how long soe’er the wanderer Roves each step
shall wake fresh beauties; each short point present
A different picture, New and yet the Same”1
if my days of Fancy and Romance were not past, I could find here an ample field for indulgence, yet amidst these delightfull scenes of Nature, my Heart pants for the society of my dear Relatives and Friends who are too far removed from me. I wish most Sincerely to return & pass the Recess of Congress at my Habitation at Braintree, but the season of the year to which they have adjourned renders the attempt impractacable, tho I am not the only person who question there making a congress again till April, but the punctuality of mr Adams to all publick Buisness would oblige him strickly to adhere to the day of adjournment, however inconvenient it might prove to him.2 he has never been absent from his Daily duty in Senate a single hour from their first meeting, and the last months Buisness has press’d so hard that his Health appears to require a recess.
Shall I ask my Sister why she has not writen me a line since I came to this place. with regard to myself I own I have been cautious of writing. I know that I stand in a delicate situation. I am fearfull of touching upon political subjects yet perhaps there is no person who feels more interested in them, and upon this occasion I may congratulate my country upon the late judicial appointments, in which an assemblage of the greatest talants and abilities are united, which any Country can Boast of, Gentlemen in whom the publick have great confidence & who will prove durable pillars in support of our Government3
Mr Jefferson is nominated for Secretary of state in the room of mr Jay who is made chief Justice thus have we the fairest prospect of setting down under our own vine’s in peace, provided the wrestless spirit of certain characters who foam & frett, are permitted only their hour upon the Stage and then shall no more be heard, off, or permitted to sow the seeds of discord amongst the real defenders of the Faith

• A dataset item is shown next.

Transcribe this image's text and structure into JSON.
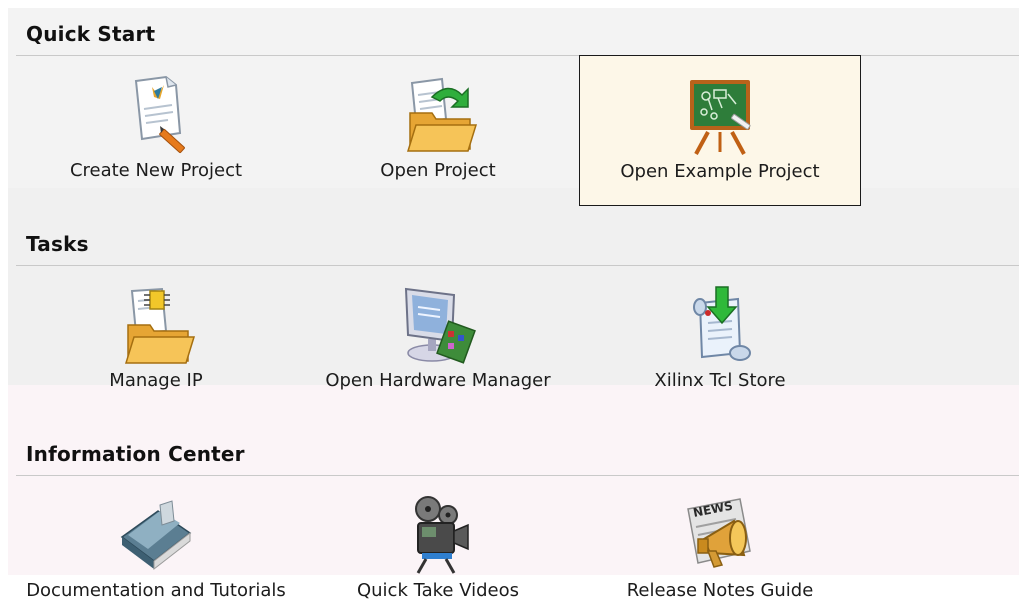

Mrs Smith has written to you.4 she is now at Jamiaca with her youngest son. Louissa is well, & soon to be inoculated for the small pox. present me kindly to mr & mrs Thaxter, and to the little Namesake5 God Bless him for his Parents sake & long preserve them to each other. your Nephew J Q Adams hurries me so least he should miss sending his Letters by this post, that I am obligd to break of more abruptly than I designd and subscribe my self most affectionately / yours
Love to mr Shaw & to master & miss Shaw— Remember me to my Neice E Smith and to all other Friends
RC (DLC:Shaw Family Papers); addressed by AA2: “Mrs: E. Shaw. / Haverhill.”; notation: “Octr. 2. Favord. by Mr. W Smith.” Some loss of text where the seal was removed.
1. William Mason, The English Garden: A Poem. In Four Books, Book 1, lines 212–215.
2. On 26 Sept., the Senate agreed to adjourn on 29 September. The body reconvened on 4 Jan. 1790 though it did not achieve a quorum until 6 Jan. (First Fed. Cong. description begins Documentary History of the First Federal Congress of the United States of America, March 4, 1789 – March 3, 1791, ed. Linda Grant De Pauw, Charlene Bangs Bickford, Helen E. Veit, William C. diGiacomantonio, and Kenneth R. Bowling, Baltimore, 1972–. description ends , 1:207, 213).
3. On 24 Sept. 1789, George Washington nominated John Jay to become the first chief justice of the U.S. Supreme Court. At the same time, he nominated John Rutledge, James Wilson, William Cushing, Robert H. Harrison, and John Blair as associate justices. All but Harrison, who was unable to take his seat due to ill health, eventually served in some capacity (Doc. Hist. Supreme Court description begins The Documentary History of the Supreme Court of the United States, 1789–1800, ed. Maeva Marcus, James R. Perry, and others, New York, 1985–. description ends , 1:1–2, 9).
4. Not found.